Freight continues to dry up and more drivers are being laid off as the coronavirus impact spreads, based on results from a weekly survey of Overdrive readers, most of them operators with their own authority.
Almost eight in 10 respondents said freight had “decreased” or “decreased significantly,” while only 54% gave those responses two weeks ago. During the most recent survey, the “decreased significantly” response alone was chosen by 54%.
Another wrote, “Load boards in Oregon, for example, are showing 24 trucks per every one load.”
As with the prior two weeks’ surveys, respondents believe the freight market will get even worse. Asked for expectations of “freight levels over the next 30 days,” 65% said it will “decrease” or “decrease significantly,” a slightly lower share than those who gave those responses last week.
Among nine regions, the most pessimistic for the next 30 days were New England and East South Central (Alabama, Kentucky, Mississippi and Tennessee). At least four out of five respondents in each region look for further freight losses.
In operational responses to the economic contraction, 21% of respondents said they had decreased their driver force. While that figure was only slightly higher than responses in the prior two surveys, the cumulative effect could be severe, considering that some small fleets have closed or the owner has no more drivers left to shed. “I’ve been home for 3 weeks now,” wrote one respondent.
Other operational measures each garnered at least one in 10 respondents: pursuing new lines of business, dropping unprofitable customers and canceling truck or trailer orders.
The imposition of “state or local orders” has forced 16% of respondents to close their business or one of its locations. The regions most affected were New England, at 30%, and East North Central (Indiana, Illinois, Michigan, Ohio and Wisconsin) and West South Central (Arkansas, Louisiana, Oklahoma and Texas).
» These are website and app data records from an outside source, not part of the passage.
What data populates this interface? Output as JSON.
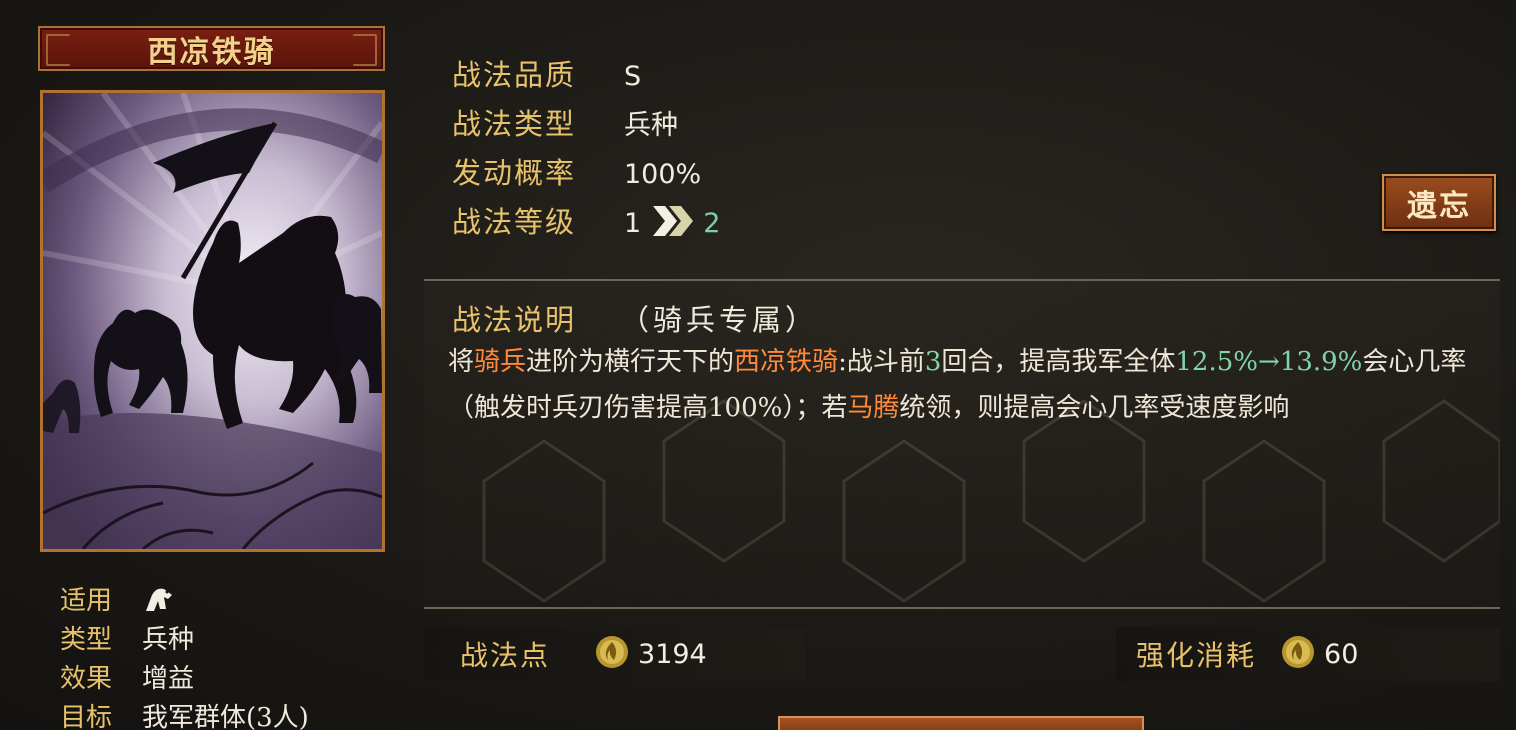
{
  "skill": {
    "name": "西凉铁骑"
  },
  "info": {
    "apply_label": "适用",
    "apply_icon": "cavalry-horse-icon",
    "type_label": "类型",
    "type_value": "兵种",
    "effect_label": "效果",
    "effect_value": "增益",
    "target_label": "目标",
    "target_value": "我军群体(3人)"
  },
  "attributes": {
    "quality_label": "战法品质",
    "quality_value": "S",
    "kind_label": "战法类型",
    "kind_value": "兵种",
    "rate_label": "发动概率",
    "rate_value": "100%",
    "level_label": "战法等级",
    "level_current": "1",
    "level_next": "2"
  },
  "forget_button": "遗忘",
  "description": {
    "label": "战法说明",
    "tag": "（骑兵专属）",
    "segments": [
      {
        "text": "将",
        "style": "normal"
      },
      {
        "text": "骑兵",
        "style": "orange"
      },
      {
        "text": "进阶为横行天下的",
        "style": "normal"
      },
      {
        "text": "西凉铁骑",
        "style": "orange"
      },
      {
        "text": ":战斗前",
        "style": "normal"
      },
      {
        "text": "3",
        "style": "green"
      },
      {
        "text": "回合，提高我军全体",
        "style": "normal"
      },
      {
        "text": "12.5%→13.9%",
        "style": "green"
      },
      {
        "text": "会心几率（触发时兵刃伤害提高100%）；若",
        "style": "normal"
      },
      {
        "text": "马腾",
        "style": "orange"
      },
      {
        "text": "统领，则提高会心几率受速度影响",
        "style": "normal"
      }
    ]
  },
  "points": {
    "label": "战法点",
    "value": "3194",
    "icon": "tactic-point-coin-icon"
  },
  "cost": {
    "label": "强化消耗",
    "value": "60",
    "icon": "tactic-point-coin-icon"
  },
  "colors": {
    "gold_label": "#e7c26a",
    "highlight_orange": "#ff8a3a",
    "highlight_green": "#7fd4a8",
    "title_plate": "#6a1a0e"
  }
}
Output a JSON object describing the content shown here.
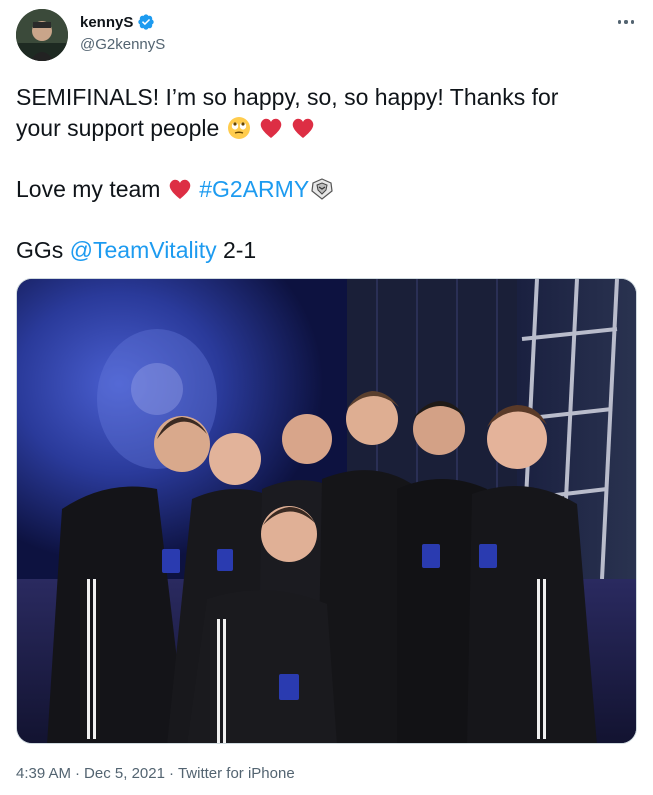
{
  "author": {
    "display_name": "kennyS",
    "handle": "@G2kennyS",
    "verified": true,
    "avatar_icon": "profile-photo"
  },
  "tweet": {
    "line1": "SEMIFINALS! I’m so happy, so, so happy! Thanks for",
    "line2_text": "your support people",
    "line3_text": "Love my team",
    "line3_hashtag": "#G2ARMY",
    "line4_prefix": "GGs",
    "line4_mention": "@TeamVitality",
    "line4_suffix": "2-1"
  },
  "media": {
    "icon": "team-photo"
  },
  "meta": {
    "time": "4:39 AM",
    "separator1": "·",
    "date": "Dec 5, 2021",
    "separator2": "·",
    "source": "Twitter for iPhone"
  },
  "colors": {
    "link": "#1d9bf0",
    "secondary_text": "#536471",
    "verified": "#1d9bf0",
    "heart": "#dd2e44"
  }
}
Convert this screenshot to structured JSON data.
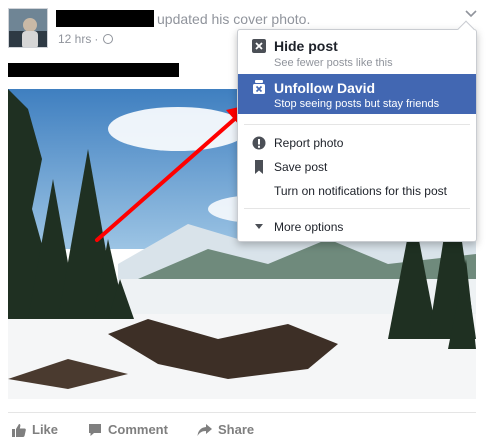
{
  "post": {
    "action_text": "updated his cover photo.",
    "time": "12 hrs",
    "time_separator": "·"
  },
  "menu": {
    "hide": {
      "title": "Hide post",
      "subtitle": "See fewer posts like this"
    },
    "unfollow": {
      "title": "Unfollow David",
      "subtitle": "Stop seeing posts but stay friends"
    },
    "report": "Report photo",
    "save": "Save post",
    "notifications": "Turn on notifications for this post",
    "more": "More options"
  },
  "actions": {
    "like": "Like",
    "comment": "Comment",
    "share": "Share"
  },
  "colors": {
    "highlight": "#4267b2",
    "arrow": "#ff0000",
    "muted_text": "#90949c"
  },
  "icons": [
    "close-box-icon",
    "unfollow-icon",
    "report-icon",
    "bookmark-icon",
    "caret-down-icon",
    "globe-icon",
    "thumbs-up-icon",
    "comment-icon",
    "share-icon"
  ]
}
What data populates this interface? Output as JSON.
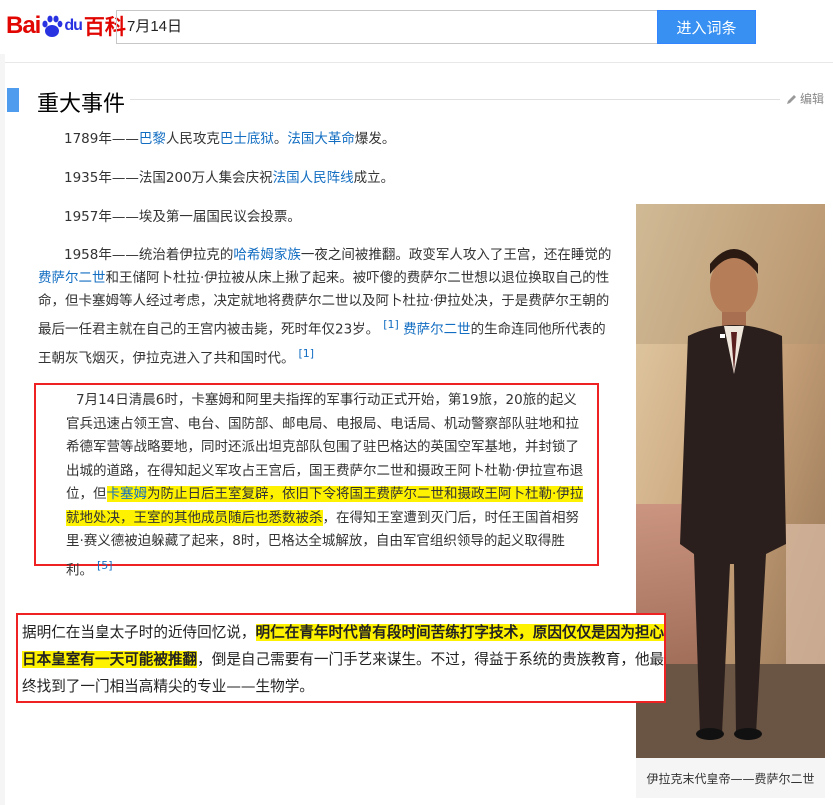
{
  "header": {
    "logo_text_1": "Bai",
    "logo_text_2": "du",
    "logo_text_3": "百科",
    "search_value": "7月14日",
    "search_button": "进入词条"
  },
  "section": {
    "title": "重大事件",
    "edit_label": "编辑"
  },
  "events": {
    "e1789": {
      "pre": "1789年——",
      "l1": "巴黎",
      "mid1": "人民攻克",
      "l2": "巴士底狱",
      "mid2": "。",
      "l3": "法国大革命",
      "post": "爆发。"
    },
    "e1935": {
      "pre": "1935年——法国200万人集会庆祝",
      "l1": "法国人民阵线",
      "post": "成立。"
    },
    "e1957": {
      "text": "1957年——埃及第一届国民议会投票。"
    },
    "e1958": {
      "t1": "1958年——统治着伊拉克的",
      "l1": "哈希姆家族",
      "t2": "一夜之间被推翻。政变军人攻入了王宫，还在睡觉的",
      "l2": "费萨尔二世",
      "t3": "和王储阿卜杜拉·伊拉被从床上揪了起来。被吓傻的费萨尔二世想以退位换取自己的性命，但卡塞姆等人经过考虑，决定就地将费萨尔二世以及阿卜杜拉·伊拉处决，于是费萨尔王朝的最后一任君主就在自己的王宫内被击毙，死时年仅23岁。",
      "ref1": "[1]",
      "l3": "费萨尔二世",
      "t4": "的生命连同他所代表的王朝灰飞烟灭，伊拉克进入了共和国时代。",
      "ref2": "[1]"
    }
  },
  "box1": {
    "t1": "7月14日清晨6时，卡塞姆和阿里夫指挥的军事行动正式开始，第19旅，20旅的起义官兵迅速占领王宫、电台、国防部、邮电局、电报局、电话局、机动警察部队驻地和拉希德军营等战略要地，同时还派出坦克部队包围了驻巴格达的英国空军基地，并封锁了出城的道路，在得知起义军攻占王宫后，国王费萨尔二世和摄政王阿卜杜勒·伊拉宣布退位，但",
    "hl_link": "卡塞姆",
    "hl_text": "为防止日后王室复辟，依旧下令将国王费萨尔二世和摄政王阿卜杜勒·伊拉就地处决，王室的其他成员随后也悉数被杀",
    "t2": "，在得知王室遭到灭门后，时任王国首相努里·赛义德被迫躲藏了起来，8时，巴格达全城解放，自由军官组织领导的起义取得胜利。",
    "ref": "[5]"
  },
  "box2": {
    "t1": "据明仁在当皇太子时的近侍回忆说，",
    "hl": "明仁在青年时代曾有段时间苦练打字技术，原因仅仅是因为担心日本皇室有一天可能被推翻",
    "t2": "，倒是自己需要有一门手艺来谋生。不过，得益于系统的贵族教育，他最终找到了一门相当高精尖的专业——生物学。"
  },
  "photo": {
    "caption": "伊拉克末代皇帝——费萨尔二世"
  },
  "colors": {
    "brand_red": "#e10601",
    "link_blue": "#136ec2",
    "button_blue": "#3891f2",
    "highlight_yellow": "#fff200",
    "box_border_red": "#e22"
  }
}
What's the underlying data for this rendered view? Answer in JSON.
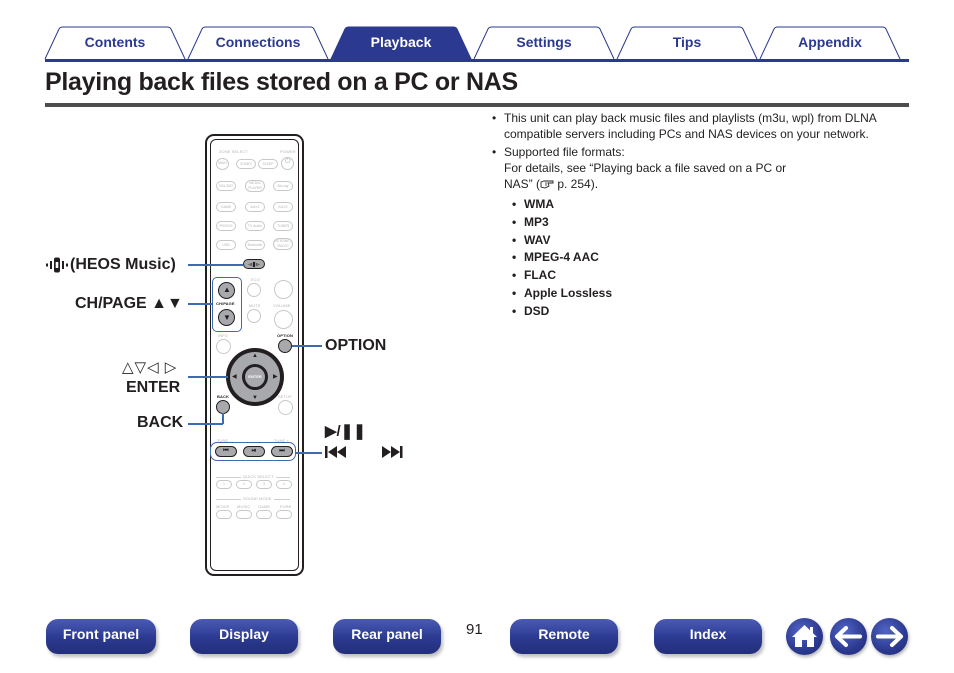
{
  "tabs": [
    {
      "label": "Contents",
      "active": false
    },
    {
      "label": "Connections",
      "active": false
    },
    {
      "label": "Playback",
      "active": true
    },
    {
      "label": "Settings",
      "active": false
    },
    {
      "label": "Tips",
      "active": false
    },
    {
      "label": "Appendix",
      "active": false
    }
  ],
  "page": {
    "title": "Playing back files stored on a PC or NAS",
    "number": "91"
  },
  "content": {
    "bullet1": "This unit can play back music files and playlists (m3u, wpl) from DLNA compatible servers including PCs and NAS devices on your network.",
    "bullet2_line1": "Supported file formats:",
    "bullet2_line2": "For details, see “Playing back a file saved on a PC or NAS” (",
    "bullet2_ref": "p. 254).",
    "formats": [
      "WMA",
      "MP3",
      "WAV",
      "MPEG-4 AAC",
      "FLAC",
      "Apple Lossless",
      "DSD"
    ]
  },
  "remote": {
    "zone_select": "ZONE SELECT",
    "power": "POWER",
    "zone_buttons": [
      "MAIN",
      "ZONE2",
      "SLEEP"
    ],
    "source_rows": [
      [
        "CBL/SAT",
        "MEDIA PLAYER",
        "Blu-ray"
      ],
      [
        "GAME",
        "AUX1",
        "AUX2"
      ],
      [
        "PHONO",
        "TV Audio",
        "TUNER"
      ],
      [
        "USB",
        "Bluetooth",
        "INTERNET RADIO"
      ]
    ],
    "heos_label": "HEOS",
    "ch_page": "CH/PAGE",
    "eco": "ECO",
    "mute": "MUTE",
    "volume": "VOLUME",
    "info": "INFO",
    "option": "OPTION",
    "enter": "ENTER",
    "back": "BACK",
    "setup": "SETUP",
    "tune_minus": "TUNE -",
    "tune_plus": "TUNE +",
    "quick_select": "QUICK SELECT",
    "quick_buttons": [
      "1",
      "2",
      "3",
      "4"
    ],
    "sound_mode": "SOUND MODE",
    "sound_buttons": [
      "MOVIE",
      "MUSIC",
      "GAME",
      "PURE"
    ]
  },
  "callouts": {
    "heos": "(HEOS Music)",
    "ch_page": "CH/PAGE ▲▼",
    "cursor_arrows": "△▽◁ ▷",
    "enter": "ENTER",
    "back": "BACK",
    "option": "OPTION",
    "play_pause": "▶/❚❚",
    "skip": "◀◀ ▶▶"
  },
  "bottom_nav": {
    "front_panel": "Front panel",
    "display": "Display",
    "rear_panel": "Rear panel",
    "remote": "Remote",
    "index": "Index"
  },
  "icons": {
    "home": "home-icon",
    "back": "arrow-left-icon",
    "forward": "arrow-right-icon",
    "heos": "heos-icon",
    "reference": "reference-hand-icon"
  },
  "colors": {
    "brand_blue": "#2b3990",
    "callout_line": "#3d6bb3",
    "title_rule": "#4d4d4f"
  }
}
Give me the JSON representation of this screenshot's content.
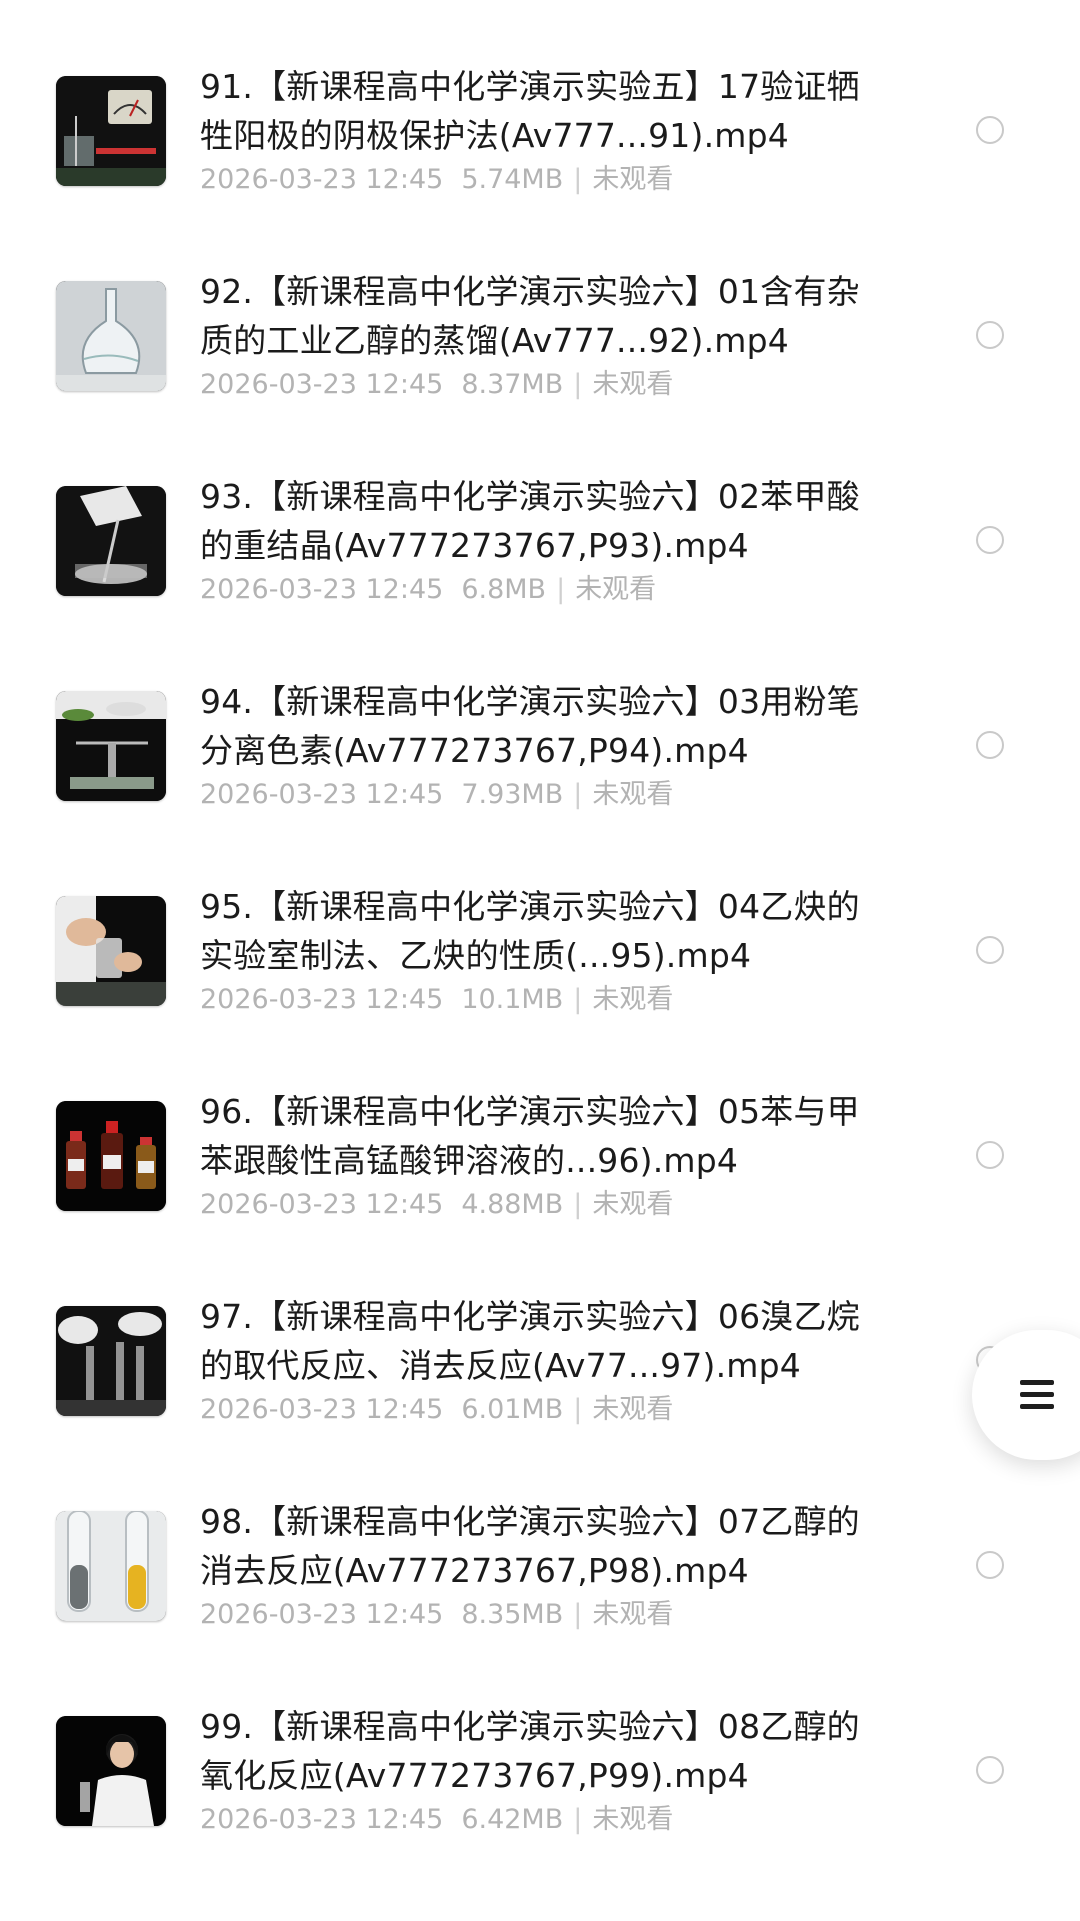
{
  "videos": [
    {
      "title": "91.【新课程高中化学演示实验五】17验证牺牲阳极的阴极保护法(Av777...91).mp4",
      "date": "2026-03-23 12:45",
      "size": "5.74MB",
      "status": "未观看",
      "thumb": "meter"
    },
    {
      "title": "92.【新课程高中化学演示实验六】01含有杂质的工业乙醇的蒸馏(Av777...92).mp4",
      "date": "2026-03-23 12:45",
      "size": "8.37MB",
      "status": "未观看",
      "thumb": "flask"
    },
    {
      "title": "93.【新课程高中化学演示实验六】02苯甲酸的重结晶(Av777273767,P93).mp4",
      "date": "2026-03-23 12:45",
      "size": "6.8MB",
      "status": "未观看",
      "thumb": "beaker"
    },
    {
      "title": "94.【新课程高中化学演示实验六】03用粉笔分离色素(Av777273767,P94).mp4",
      "date": "2026-03-23 12:45",
      "size": "7.93MB",
      "status": "未观看",
      "thumb": "balance"
    },
    {
      "title": "95.【新课程高中化学演示实验六】04乙炔的实验室制法、乙炔的性质(...95).mp4",
      "date": "2026-03-23 12:45",
      "size": "10.1MB",
      "status": "未观看",
      "thumb": "hands"
    },
    {
      "title": "96.【新课程高中化学演示实验六】05苯与甲苯跟酸性高锰酸钾溶液的...96).mp4",
      "date": "2026-03-23 12:45",
      "size": "4.88MB",
      "status": "未观看",
      "thumb": "bottles"
    },
    {
      "title": "97.【新课程高中化学演示实验六】06溴乙烷的取代反应、消去反应(Av77...97).mp4",
      "date": "2026-03-23 12:45",
      "size": "6.01MB",
      "status": "未观看",
      "thumb": "tubes-dark"
    },
    {
      "title": "98.【新课程高中化学演示实验六】07乙醇的消去反应(Av777273767,P98).mp4",
      "date": "2026-03-23 12:45",
      "size": "8.35MB",
      "status": "未观看",
      "thumb": "tubes-light"
    },
    {
      "title": "99.【新课程高中化学演示实验六】08乙醇的氧化反应(Av777273767,P99).mp4",
      "date": "2026-03-23 12:45",
      "size": "6.42MB",
      "status": "未观看",
      "thumb": "person"
    }
  ],
  "float_menu": {
    "icon": "menu-icon"
  }
}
“We pull flatbeds locally 100-150 air miles,” wrote one respondent. “We have been going strong up until this week. Flatbed freight came to a screeching halt.”
Even food hauling, believed to be virtually immune to freight cutbacks, might have its weak spots, based on one respondent: “I haul food and produce all year. Recently orders have stalled. And freight rates have fallen to the point of out of pocket to keep hauling so most of my business has come to a dead stop.”